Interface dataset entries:
^^^^

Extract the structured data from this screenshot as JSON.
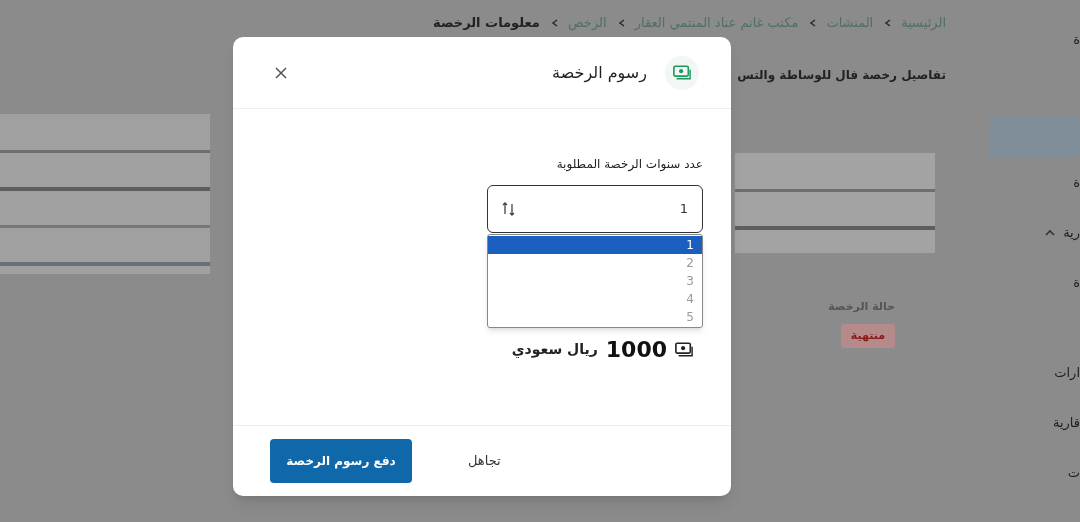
{
  "breadcrumb": [
    {
      "label": "الرئيسية",
      "current": false
    },
    {
      "label": "المنشات",
      "current": false
    },
    {
      "label": "مكتب غانم عناد المنتمي العقار",
      "current": false
    },
    {
      "label": "الرخص",
      "current": false
    },
    {
      "label": "معلومات الرخصة",
      "current": true
    }
  ],
  "page_heading": "تفاصيل رخصة فال للوساطة والتس",
  "status": {
    "label": "حالة الرخصة",
    "badge": "منتهية"
  },
  "sidebar": {
    "top_label": "ة",
    "items": [
      {
        "label": "ة",
        "kind": "link"
      },
      {
        "label": "رية",
        "kind": "group",
        "expanded": true
      },
      {
        "label": "ة",
        "kind": "link"
      },
      {
        "label": "ارات",
        "kind": "link"
      },
      {
        "label": "قارية",
        "kind": "link"
      },
      {
        "label": "ت",
        "kind": "link"
      }
    ]
  },
  "dialog": {
    "title": "رسوم الرخصة",
    "field": {
      "label": "عدد سنوات الرخصة المطلوبة",
      "value": "1",
      "options": [
        {
          "label": "1",
          "selected": true
        },
        {
          "label": "2",
          "selected": false
        },
        {
          "label": "3",
          "selected": false
        },
        {
          "label": "4",
          "selected": false
        },
        {
          "label": "5",
          "selected": false
        }
      ]
    },
    "price": {
      "amount": "1000",
      "currency": "ريال سعودي"
    },
    "buttons": [
      {
        "label": "تجاهل",
        "kind": "secondary"
      },
      {
        "label": "دفع رسوم الرخصة",
        "kind": "primary"
      }
    ]
  }
}
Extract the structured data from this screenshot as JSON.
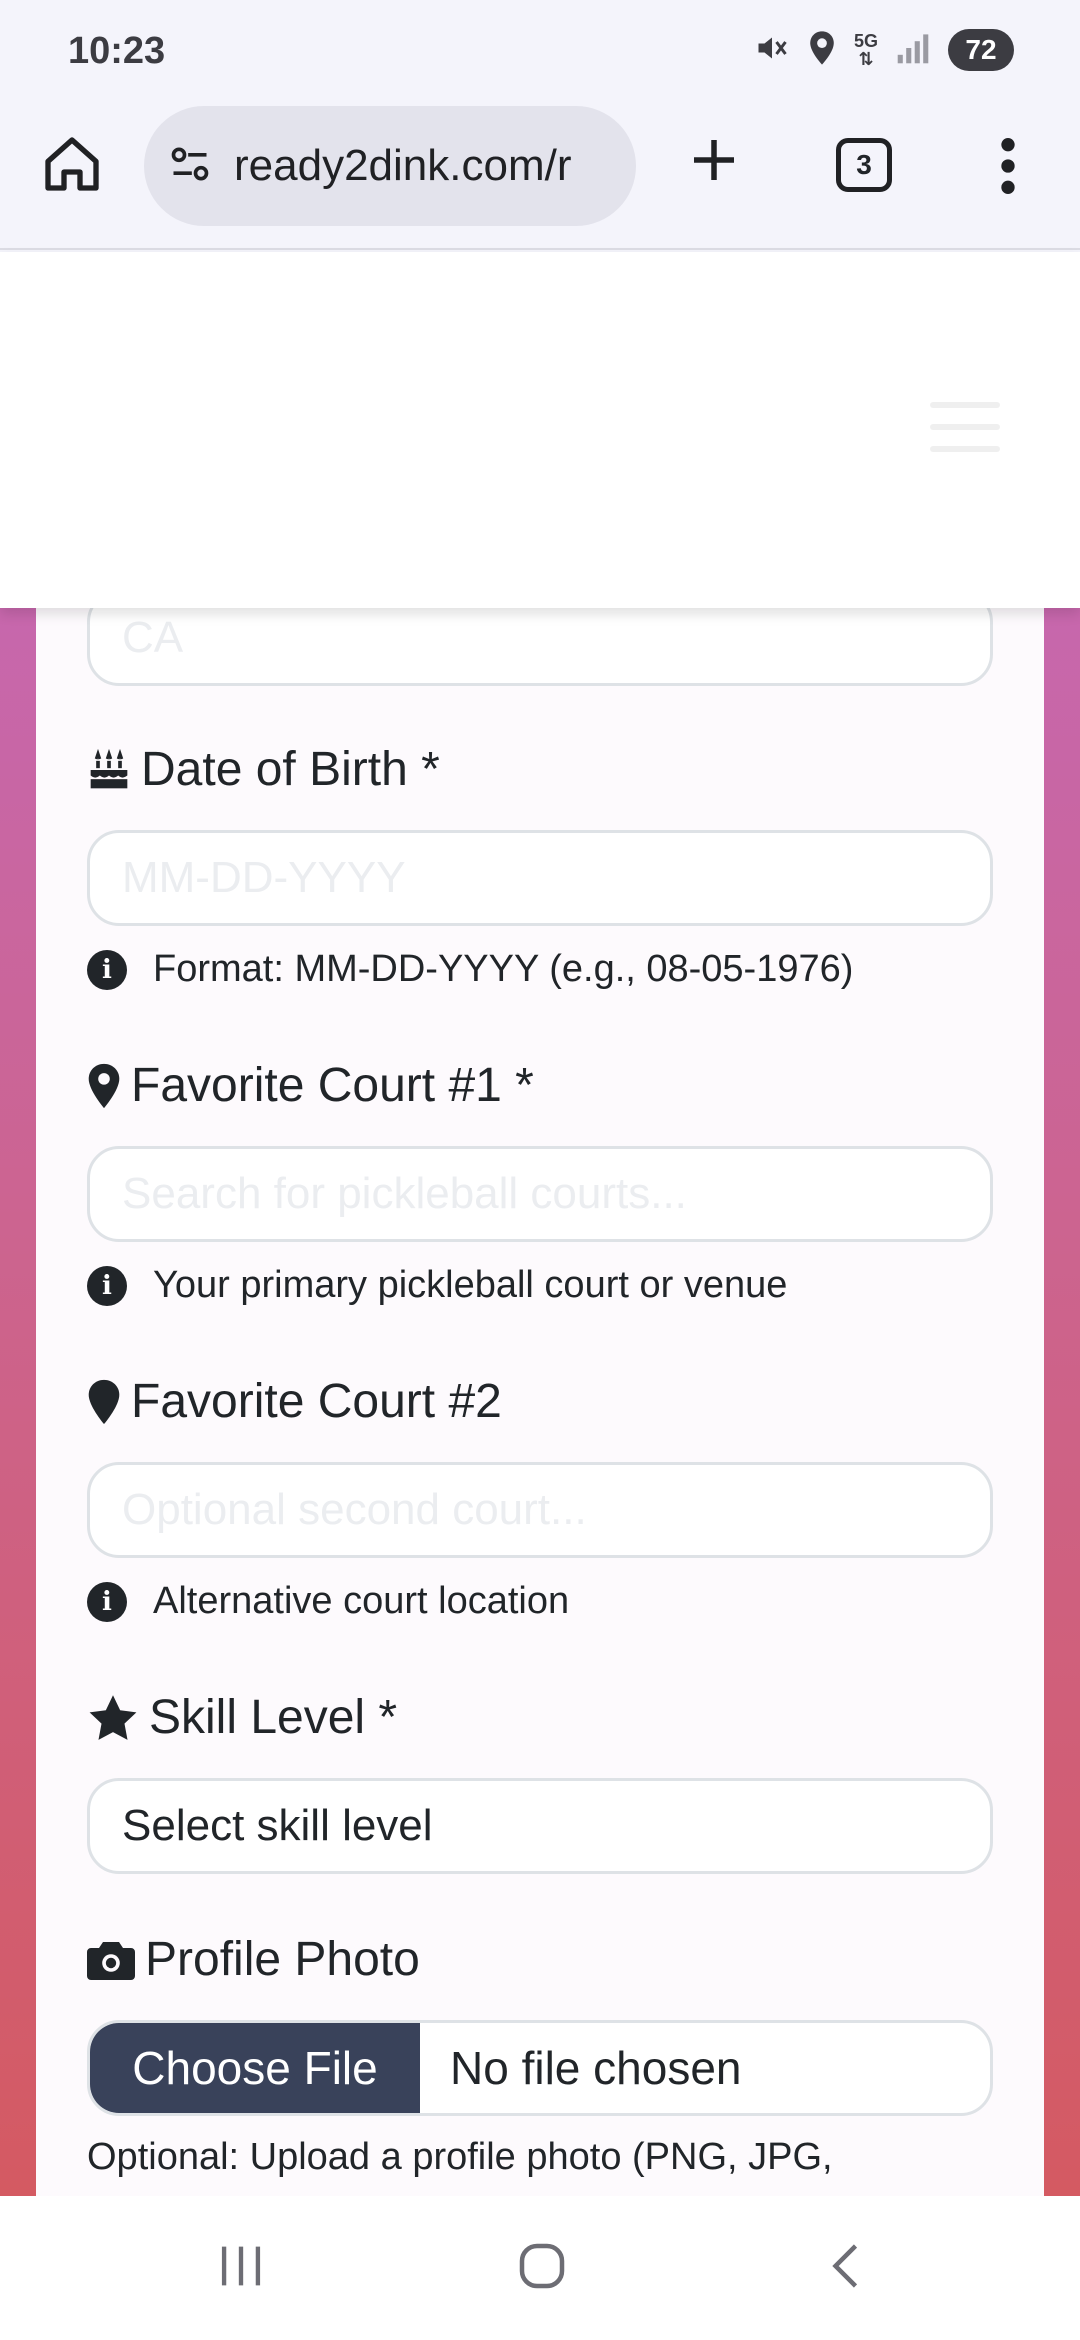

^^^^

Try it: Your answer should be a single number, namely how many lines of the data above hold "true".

Response to the task: 3